NASA breaks down a potential alien contact scenario into three buckets: beneficial, neutral, and harmful. That seems to cover it.
The beneficial scenario usually revolves around the Star Trek “first contact” scenario, in which an enlightened race beams angelically down from the cosmos to save us from our sins. Much of the thinking behind this scenario is that to get to the point where you can travel faster than light, you’ve probably solved a lot of the social ills that have hindered mankind to this point. Under this scenario, we’re usually gifted with the technology to “fix” ourselves and are welcomed into a galactic community. We’ve seen some aspect or another of this scenario in movies like ET, Cocoon, and Star Trek. It is noteworthy that I am unaware of a movie showing happy aliens produced in America in over a decade. Am I missing one?
The neutral scenario is perhaps the most scientifically interesting. There are a lot of hurdles to overcome to orchestrate a successful alien encounter. For starters, you have to learn to communicate faster than we currently can. Traveling at the speed of light, communication from planet to planet is a generational affair. Assuming similar lifecycles, the people who sent the message, “Welcome, we come in peace,” will be dead by the time we sent back the message, “Aiiieee! Who the heck are you people?” Getting your people to actually show up at our doorstep is even harder. And then if they do, what are the chances we’ll understand each other? That we’ll be compatible biologically so that we can even “see” each other. We often wonder, since there are so many planets in the universe, why we haven’t heard from one of them before. It is possible the answer is that they’re there and trying, but they’re so different we just don’t get it.

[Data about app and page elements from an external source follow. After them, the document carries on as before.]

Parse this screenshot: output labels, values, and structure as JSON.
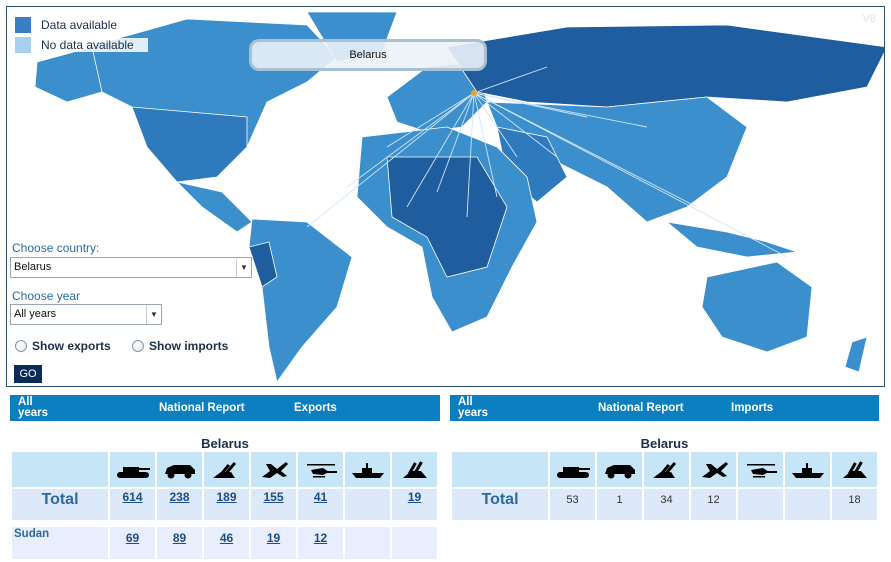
{
  "map": {
    "version": "V8",
    "tooltip": "Belarus",
    "legend": [
      {
        "label": "Data available",
        "color": "#3a7fc4"
      },
      {
        "label": "No data available",
        "color": "#a9cfee"
      }
    ],
    "colors": {
      "ocean": "#ffffff",
      "land_light": "#3a8fcc",
      "land_mid": "#2f79bd",
      "land_dark": "#1f5d9e",
      "selected": "#e7a32a"
    }
  },
  "controls": {
    "country_label": "Choose country:",
    "country_value": "Belarus",
    "year_label": "Choose year",
    "year_value": "All years",
    "show_exports": "Show exports",
    "show_imports": "Show imports",
    "go": "GO"
  },
  "exports_panel": {
    "header": {
      "years": "All years",
      "report": "National Report",
      "kind": "Exports"
    },
    "country": "Belarus",
    "icons": [
      "tank-icon",
      "armored-vehicle-icon",
      "artillery-icon",
      "fighter-jet-icon",
      "helicopter-icon",
      "warship-icon",
      "missile-launcher-icon"
    ],
    "total_label": "Total",
    "totals": [
      "614",
      "238",
      "189",
      "155",
      "41",
      "",
      "19"
    ],
    "rows": [
      {
        "country": "Sudan",
        "values": [
          "69",
          "89",
          "46",
          "19",
          "12",
          "",
          ""
        ]
      }
    ]
  },
  "imports_panel": {
    "header": {
      "years": "All years",
      "report": "National Report",
      "kind": "Imports"
    },
    "country": "Belarus",
    "icons": [
      "tank-icon",
      "armored-vehicle-icon",
      "artillery-icon",
      "fighter-jet-icon",
      "helicopter-icon",
      "warship-icon",
      "missile-launcher-icon"
    ],
    "total_label": "Total",
    "totals": [
      "53",
      "1",
      "34",
      "12",
      "",
      "",
      "18"
    ]
  }
}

Of course, then there is the harmful scenario, Hollywood’s favorite. Ever notice how we almost never know the motivation behind the alien attack? We don’t know if they want to enslave us, eat us, or just blow us up for their entertainment. From a social point of view, that makes sense. We want to show heroism without muddling the picture with another side of the story. We did the same thing with cowboy and Indian movies before we realized the racist undertones. NASA has pointed out some interesting reasons why an alien invasion might be harmful without the mindless killing. Of course, there is the disease issue. Biological incompatibility may lead to our very own viruses and bacteria killing each other.
And another very interesting one is that a benevolent alien race might kill us because aliens see us as a threat to the order of the galaxy. They might see our destruction of our own planet, the violence we show to each other, or our impending ability to colonize space in the future as a threat to a peaceful and ordered galactic way of life. In other words, we might make otherwise nice aliens kill us in perceived self-defense. So, the next time you watch Will Smith kick some alien’s butt, remember that alien might just be there to keep us from ruining the universe for everyone else.
OK, so now it is time for the fun part. That’s when you get to post your answers to some questions. Do you believe there is alien life? Will we ever meet face to face? Will they blow us up? What do you think an alien encounter will look like? If you were writing a sci-fi movie, how would you do it? Answer below. It might just turn into a Will Smith movie.